As a result, I don’t have many dessert recipes in my repertoire. After ruling out some kind of cookie (boring and … time-consuming?) and a pie (pastry? I didn’t think this was the occasion to try to make something that I’ve never made before…) I was beginning to get a bit panicky. In fact, truth be told, my internal monologue was beginning to remind me of one of my favourite children’s book characters, the dog Tootle. Nervous about his mistress’s upcoming party, Tootle tries to learn to walk on two legs, to no avail.
After a bath (ok, a shower) and a good brushing, I came to my senses and checked out some recipes online. I came up with this gem from the Chatelaine website: strawberry shortcake tiramisu. If there’s one dessert I can always get behind, it’s tiramisu (let’s be honest: it’s the cheese)!
Never have strawberries been hucked and sliced with such care. Never has such expensive chocolate sauce been called into duty in my household. I had to make some adjustments to ensure this easy (no baking!) recipe would work in a party setting at someone else’s home.
Concluding it would be tiresome to have to melt and pour out the chocolate sauce, I decided to whip it with some of the extra whipped cream and smooth it onto the top layer. This left the top (well, bottom, when you’re making it) exposed: eek! Unsightly ladyfingers! To distract my esteemed party-goers, I layered some strawberry slivers along the top in two rows (like train tracks; I suppose, in retrospect, I could have been more creative with this design. A maple leaf would be a nice goal to aspire to, I would imagine).

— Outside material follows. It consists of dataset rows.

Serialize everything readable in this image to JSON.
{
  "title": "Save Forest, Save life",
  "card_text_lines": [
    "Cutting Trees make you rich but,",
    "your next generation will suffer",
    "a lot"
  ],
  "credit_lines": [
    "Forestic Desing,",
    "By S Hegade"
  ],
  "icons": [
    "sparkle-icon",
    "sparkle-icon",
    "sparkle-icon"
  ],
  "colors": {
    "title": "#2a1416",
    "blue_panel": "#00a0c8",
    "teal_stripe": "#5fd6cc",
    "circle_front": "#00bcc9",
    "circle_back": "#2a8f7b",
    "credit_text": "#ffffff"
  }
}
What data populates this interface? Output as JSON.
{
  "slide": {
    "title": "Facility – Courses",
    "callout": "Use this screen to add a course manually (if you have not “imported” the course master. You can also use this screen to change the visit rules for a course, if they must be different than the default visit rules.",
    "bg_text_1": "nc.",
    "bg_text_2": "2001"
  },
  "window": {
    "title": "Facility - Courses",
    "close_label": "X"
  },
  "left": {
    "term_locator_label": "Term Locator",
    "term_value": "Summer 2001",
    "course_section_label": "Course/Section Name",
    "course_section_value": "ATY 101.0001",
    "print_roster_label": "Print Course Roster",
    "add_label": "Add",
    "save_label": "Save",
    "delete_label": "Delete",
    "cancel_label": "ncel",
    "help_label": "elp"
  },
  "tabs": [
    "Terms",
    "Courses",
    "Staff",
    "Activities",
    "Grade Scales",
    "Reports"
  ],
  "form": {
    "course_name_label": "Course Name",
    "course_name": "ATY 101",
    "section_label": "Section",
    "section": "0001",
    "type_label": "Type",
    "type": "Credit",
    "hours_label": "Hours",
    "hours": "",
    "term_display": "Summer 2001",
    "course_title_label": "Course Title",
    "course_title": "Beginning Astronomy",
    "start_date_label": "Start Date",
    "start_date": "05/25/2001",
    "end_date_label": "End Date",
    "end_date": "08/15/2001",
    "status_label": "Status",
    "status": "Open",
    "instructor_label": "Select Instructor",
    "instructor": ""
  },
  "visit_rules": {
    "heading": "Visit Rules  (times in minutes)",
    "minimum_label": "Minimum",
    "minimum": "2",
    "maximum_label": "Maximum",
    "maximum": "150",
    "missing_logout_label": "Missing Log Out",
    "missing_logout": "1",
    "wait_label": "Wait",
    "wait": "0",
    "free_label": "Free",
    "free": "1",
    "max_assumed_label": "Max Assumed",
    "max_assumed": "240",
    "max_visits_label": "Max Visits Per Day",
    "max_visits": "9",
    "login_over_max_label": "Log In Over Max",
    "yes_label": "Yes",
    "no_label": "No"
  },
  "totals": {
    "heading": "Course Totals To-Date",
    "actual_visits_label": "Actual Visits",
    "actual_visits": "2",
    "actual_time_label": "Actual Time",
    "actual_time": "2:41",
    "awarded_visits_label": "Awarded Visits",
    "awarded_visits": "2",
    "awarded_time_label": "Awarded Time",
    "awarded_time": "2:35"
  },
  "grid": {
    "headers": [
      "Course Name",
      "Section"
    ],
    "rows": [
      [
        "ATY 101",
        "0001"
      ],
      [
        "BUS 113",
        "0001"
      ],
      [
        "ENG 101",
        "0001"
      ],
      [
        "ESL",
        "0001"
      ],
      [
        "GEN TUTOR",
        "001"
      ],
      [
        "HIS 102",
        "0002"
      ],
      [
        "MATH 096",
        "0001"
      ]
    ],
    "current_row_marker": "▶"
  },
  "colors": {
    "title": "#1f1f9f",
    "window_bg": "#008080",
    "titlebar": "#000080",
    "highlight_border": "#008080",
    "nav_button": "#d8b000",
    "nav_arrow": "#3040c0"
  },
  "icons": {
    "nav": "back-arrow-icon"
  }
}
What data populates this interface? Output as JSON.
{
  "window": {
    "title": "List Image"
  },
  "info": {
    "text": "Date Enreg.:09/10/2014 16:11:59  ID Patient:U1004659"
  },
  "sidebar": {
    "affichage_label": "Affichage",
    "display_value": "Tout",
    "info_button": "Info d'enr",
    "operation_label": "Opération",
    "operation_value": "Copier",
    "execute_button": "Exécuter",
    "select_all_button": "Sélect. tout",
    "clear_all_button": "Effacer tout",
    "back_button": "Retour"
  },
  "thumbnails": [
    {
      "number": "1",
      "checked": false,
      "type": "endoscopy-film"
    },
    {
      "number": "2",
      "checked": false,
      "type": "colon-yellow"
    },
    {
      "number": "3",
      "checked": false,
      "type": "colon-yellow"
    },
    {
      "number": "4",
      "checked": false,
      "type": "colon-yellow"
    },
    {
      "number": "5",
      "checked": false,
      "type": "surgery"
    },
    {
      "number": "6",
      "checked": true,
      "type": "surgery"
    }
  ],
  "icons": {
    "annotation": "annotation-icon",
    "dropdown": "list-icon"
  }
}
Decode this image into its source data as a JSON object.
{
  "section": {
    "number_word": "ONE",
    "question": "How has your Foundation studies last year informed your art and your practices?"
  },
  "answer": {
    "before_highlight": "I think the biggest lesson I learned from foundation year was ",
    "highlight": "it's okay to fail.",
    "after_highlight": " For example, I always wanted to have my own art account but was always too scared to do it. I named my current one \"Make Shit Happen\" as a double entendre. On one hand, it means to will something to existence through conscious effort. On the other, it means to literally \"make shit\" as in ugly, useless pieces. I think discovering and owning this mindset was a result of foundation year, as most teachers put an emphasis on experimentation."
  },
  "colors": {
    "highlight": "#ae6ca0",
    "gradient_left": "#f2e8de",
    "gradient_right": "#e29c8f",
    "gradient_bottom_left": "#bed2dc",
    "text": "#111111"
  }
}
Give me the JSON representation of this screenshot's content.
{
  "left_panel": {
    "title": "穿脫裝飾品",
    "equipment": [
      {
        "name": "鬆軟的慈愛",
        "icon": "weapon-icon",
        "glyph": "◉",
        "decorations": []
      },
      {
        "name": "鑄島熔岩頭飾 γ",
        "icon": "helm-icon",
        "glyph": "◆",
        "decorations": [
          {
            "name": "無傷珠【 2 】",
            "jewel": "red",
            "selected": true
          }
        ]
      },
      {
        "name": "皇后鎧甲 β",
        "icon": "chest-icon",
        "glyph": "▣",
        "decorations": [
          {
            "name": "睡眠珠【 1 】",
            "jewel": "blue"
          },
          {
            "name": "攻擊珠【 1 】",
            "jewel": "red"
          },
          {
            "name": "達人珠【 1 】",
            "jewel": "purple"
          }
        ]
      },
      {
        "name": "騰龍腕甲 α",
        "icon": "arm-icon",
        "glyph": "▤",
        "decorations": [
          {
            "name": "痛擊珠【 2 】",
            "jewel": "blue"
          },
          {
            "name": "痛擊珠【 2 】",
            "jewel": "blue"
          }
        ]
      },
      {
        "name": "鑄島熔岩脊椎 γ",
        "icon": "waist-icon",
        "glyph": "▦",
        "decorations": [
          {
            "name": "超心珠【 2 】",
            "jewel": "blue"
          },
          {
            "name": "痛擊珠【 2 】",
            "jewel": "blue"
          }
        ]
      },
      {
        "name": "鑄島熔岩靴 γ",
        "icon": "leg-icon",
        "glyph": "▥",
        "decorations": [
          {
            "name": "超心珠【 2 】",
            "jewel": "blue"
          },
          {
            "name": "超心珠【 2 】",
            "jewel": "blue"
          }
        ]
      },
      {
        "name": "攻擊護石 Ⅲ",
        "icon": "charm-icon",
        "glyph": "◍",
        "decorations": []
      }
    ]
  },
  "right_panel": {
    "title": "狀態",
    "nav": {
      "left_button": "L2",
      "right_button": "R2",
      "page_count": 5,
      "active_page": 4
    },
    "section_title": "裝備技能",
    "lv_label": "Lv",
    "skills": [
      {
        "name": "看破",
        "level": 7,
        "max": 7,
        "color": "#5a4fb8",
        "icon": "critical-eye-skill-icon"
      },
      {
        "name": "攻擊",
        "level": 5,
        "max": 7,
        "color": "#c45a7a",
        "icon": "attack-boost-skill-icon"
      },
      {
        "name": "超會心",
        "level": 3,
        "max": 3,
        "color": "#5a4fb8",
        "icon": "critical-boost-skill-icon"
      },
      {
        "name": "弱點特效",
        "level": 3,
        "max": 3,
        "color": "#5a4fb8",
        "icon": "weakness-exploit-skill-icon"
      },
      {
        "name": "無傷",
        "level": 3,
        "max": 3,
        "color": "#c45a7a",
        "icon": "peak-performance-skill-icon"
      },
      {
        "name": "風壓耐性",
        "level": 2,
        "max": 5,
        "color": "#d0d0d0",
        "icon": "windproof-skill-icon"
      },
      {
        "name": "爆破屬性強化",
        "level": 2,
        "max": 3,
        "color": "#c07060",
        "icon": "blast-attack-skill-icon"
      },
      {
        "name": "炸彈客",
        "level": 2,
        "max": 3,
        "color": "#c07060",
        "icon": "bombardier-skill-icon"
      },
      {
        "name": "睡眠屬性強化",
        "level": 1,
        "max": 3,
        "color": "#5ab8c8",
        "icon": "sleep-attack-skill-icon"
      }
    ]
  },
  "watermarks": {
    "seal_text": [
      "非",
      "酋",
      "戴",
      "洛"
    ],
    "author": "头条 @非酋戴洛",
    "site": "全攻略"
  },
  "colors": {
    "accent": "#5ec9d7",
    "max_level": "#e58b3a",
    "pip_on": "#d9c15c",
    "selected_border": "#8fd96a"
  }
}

I am thrilled to report the flipping of the dish was accomplished (by me, after a glass of wine) with what could almost be called actual panache; coming from a girl who once “helped” drop a $90 cake for a library summer reading club party, this was no small feat. My strawberry shortcake tiramisu received some lovely “ooohs” and “aaahs”, and the entire thing was gobbled up in no time! My first “real” dessert was a success!
I was far too nervous, and my head was much too full of various things to remember, to take pictures of this fledgeling foray into sweet things. I did, however, have a running monologue to you, dear readers, in my head while preparing this dish. I also had some leftover mascarpone cheese that was calling out to me to be made into strawberry shortcake tiramisu 2.0. My best friend’s recent visit to Ottawa provided the perfect opportunity to make this dish again, document it properly for all of you, and perhaps even enjoy it more the second time around.
For reference, the local Italian grocery recommended Igor mascarpone as the best, and I splurged for Stonewall Kitchen Mocha Espresso sauce, which was divine (a few spoonfuls disappeared somehow along the way…).
Do you think I’m ready for pastry? Or maybe I should start with a crumble crust. That seems like a safe gateway drug before harder stuff. I do like a good Key Lime Pie….